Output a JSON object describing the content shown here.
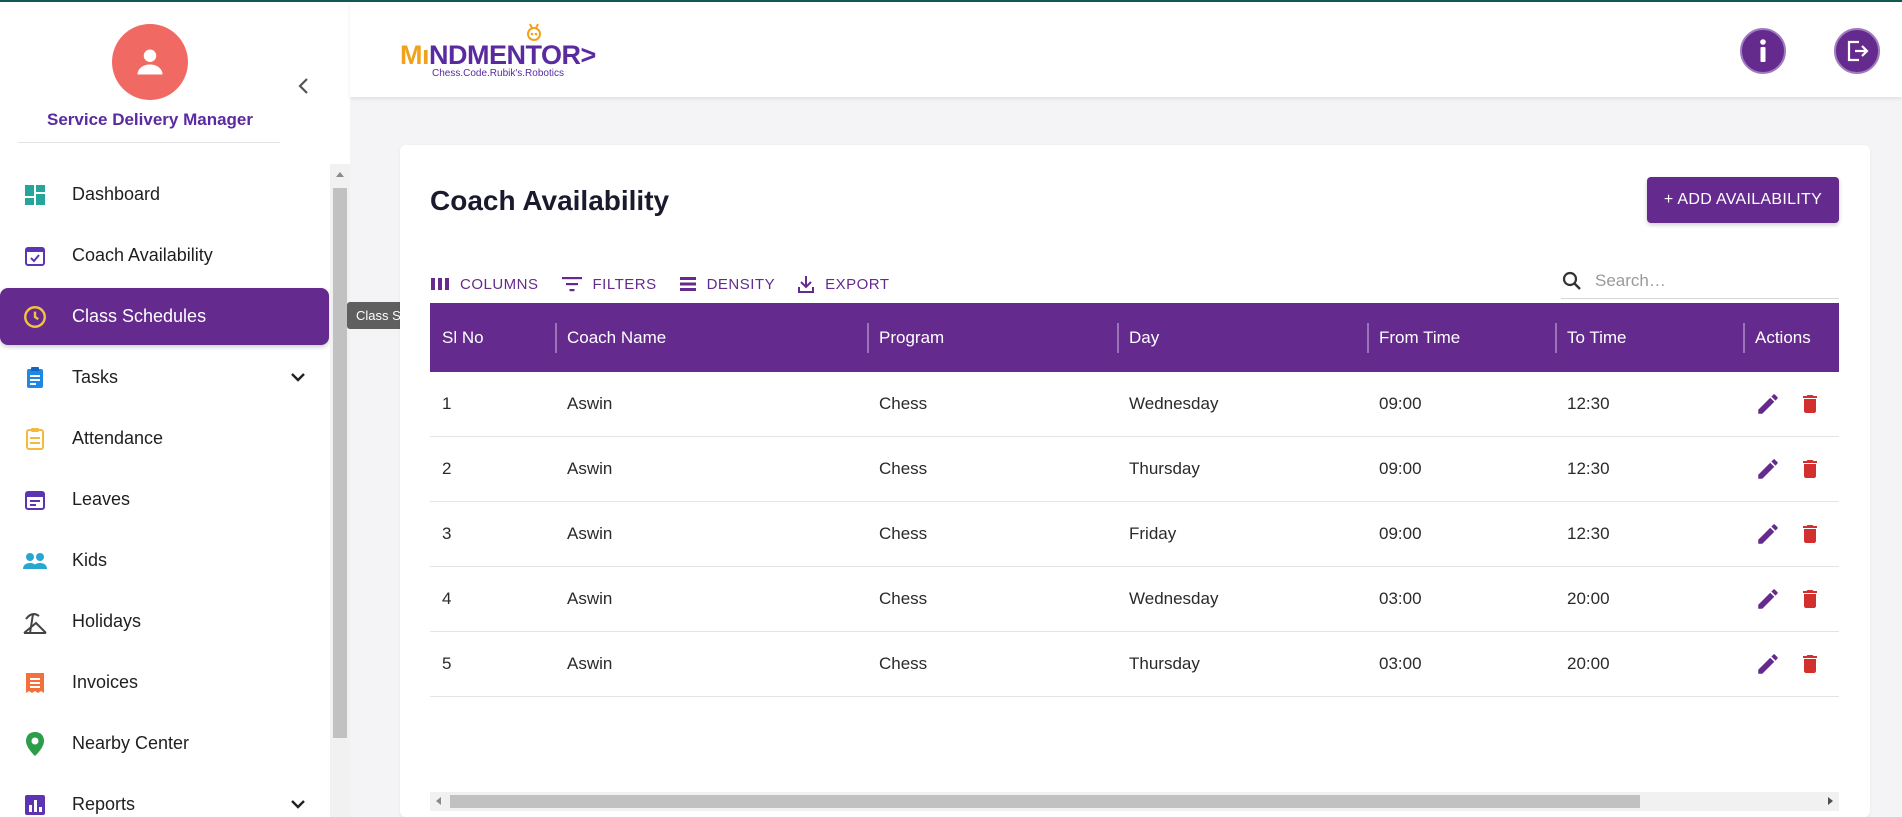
{
  "sidebar": {
    "role": "Service Delivery Manager",
    "items": [
      {
        "label": "Dashboard",
        "icon": "dashboard-icon"
      },
      {
        "label": "Coach Availability",
        "icon": "calendar-check-icon"
      },
      {
        "label": "Class Schedules",
        "icon": "clock-icon",
        "active": true
      },
      {
        "label": "Tasks",
        "icon": "clipboard-icon",
        "expandable": true
      },
      {
        "label": "Attendance",
        "icon": "attendance-icon"
      },
      {
        "label": "Leaves",
        "icon": "calendar-icon"
      },
      {
        "label": "Kids",
        "icon": "people-icon"
      },
      {
        "label": "Holidays",
        "icon": "beach-icon"
      },
      {
        "label": "Invoices",
        "icon": "receipt-icon"
      },
      {
        "label": "Nearby Center",
        "icon": "location-pin-icon"
      },
      {
        "label": "Reports",
        "icon": "bar-chart-icon",
        "expandable": true
      }
    ],
    "tooltip": "Class Schedules"
  },
  "header": {
    "logo_text_1": "M",
    "logo_text_2": "NDMENTOR",
    "logo_tagline": "Chess.Code.Rubik's.Robotics",
    "info_icon": "info-icon",
    "logout_icon": "logout-icon"
  },
  "page": {
    "title": "Coach Availability",
    "add_button": "+ ADD AVAILABILITY"
  },
  "toolbar": {
    "columns": "COLUMNS",
    "filters": "FILTERS",
    "density": "DENSITY",
    "export": "EXPORT",
    "search_placeholder": "Search…"
  },
  "table": {
    "columns": [
      "Sl No",
      "Coach Name",
      "Program",
      "Day",
      "From Time",
      "To Time",
      "Actions"
    ],
    "rows": [
      [
        "1",
        "Aswin",
        "Chess",
        "Wednesday",
        "09:00",
        "12:30"
      ],
      [
        "2",
        "Aswin",
        "Chess",
        "Thursday",
        "09:00",
        "12:30"
      ],
      [
        "3",
        "Aswin",
        "Chess",
        "Friday",
        "09:00",
        "12:30"
      ],
      [
        "4",
        "Aswin",
        "Chess",
        "Wednesday",
        "03:00",
        "20:00"
      ],
      [
        "5",
        "Aswin",
        "Chess",
        "Thursday",
        "03:00",
        "20:00"
      ]
    ]
  },
  "colors": {
    "primary": "#652a8d",
    "avatar": "#f06a63",
    "delete": "#d32f2f"
  }
}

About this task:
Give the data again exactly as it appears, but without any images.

Result of this exercise:
Output a JSON object describing the content shown here.
{
  "sidebar": {
    "role": "Service Delivery Manager",
    "items": [
      {
        "label": "Dashboard",
        "icon": "dashboard-icon"
      },
      {
        "label": "Coach Availability",
        "icon": "calendar-check-icon"
      },
      {
        "label": "Class Schedules",
        "icon": "clock-icon",
        "active": true
      },
      {
        "label": "Tasks",
        "icon": "clipboard-icon",
        "expandable": true
      },
      {
        "label": "Attendance",
        "icon": "attendance-icon"
      },
      {
        "label": "Leaves",
        "icon": "calendar-icon"
      },
      {
        "label": "Kids",
        "icon": "people-icon"
      },
      {
        "label": "Holidays",
        "icon": "beach-icon"
      },
      {
        "label": "Invoices",
        "icon": "receipt-icon"
      },
      {
        "label": "Nearby Center",
        "icon": "location-pin-icon"
      },
      {
        "label": "Reports",
        "icon": "bar-chart-icon",
        "expandable": true
      }
    ],
    "tooltip": "Class Schedules"
  },
  "header": {
    "logo_text_1": "M",
    "logo_text_2": "NDMENTOR",
    "logo_tagline": "Chess.Code.Rubik's.Robotics",
    "info_icon": "info-icon",
    "logout_icon": "logout-icon"
  },
  "page": {
    "title": "Coach Availability",
    "add_button": "+ ADD AVAILABILITY"
  },
  "toolbar": {
    "columns": "COLUMNS",
    "filters": "FILTERS",
    "density": "DENSITY",
    "export": "EXPORT",
    "search_placeholder": "Search…"
  },
  "table": {
    "columns": [
      "Sl No",
      "Coach Name",
      "Program",
      "Day",
      "From Time",
      "To Time",
      "Actions"
    ],
    "rows": [
      [
        "1",
        "Aswin",
        "Chess",
        "Wednesday",
        "09:00",
        "12:30"
      ],
      [
        "2",
        "Aswin",
        "Chess",
        "Thursday",
        "09:00",
        "12:30"
      ],
      [
        "3",
        "Aswin",
        "Chess",
        "Friday",
        "09:00",
        "12:30"
      ],
      [
        "4",
        "Aswin",
        "Chess",
        "Wednesday",
        "03:00",
        "20:00"
      ],
      [
        "5",
        "Aswin",
        "Chess",
        "Thursday",
        "03:00",
        "20:00"
      ]
    ]
  },
  "colors": {
    "primary": "#652a8d",
    "avatar": "#f06a63",
    "delete": "#d32f2f"
  }
}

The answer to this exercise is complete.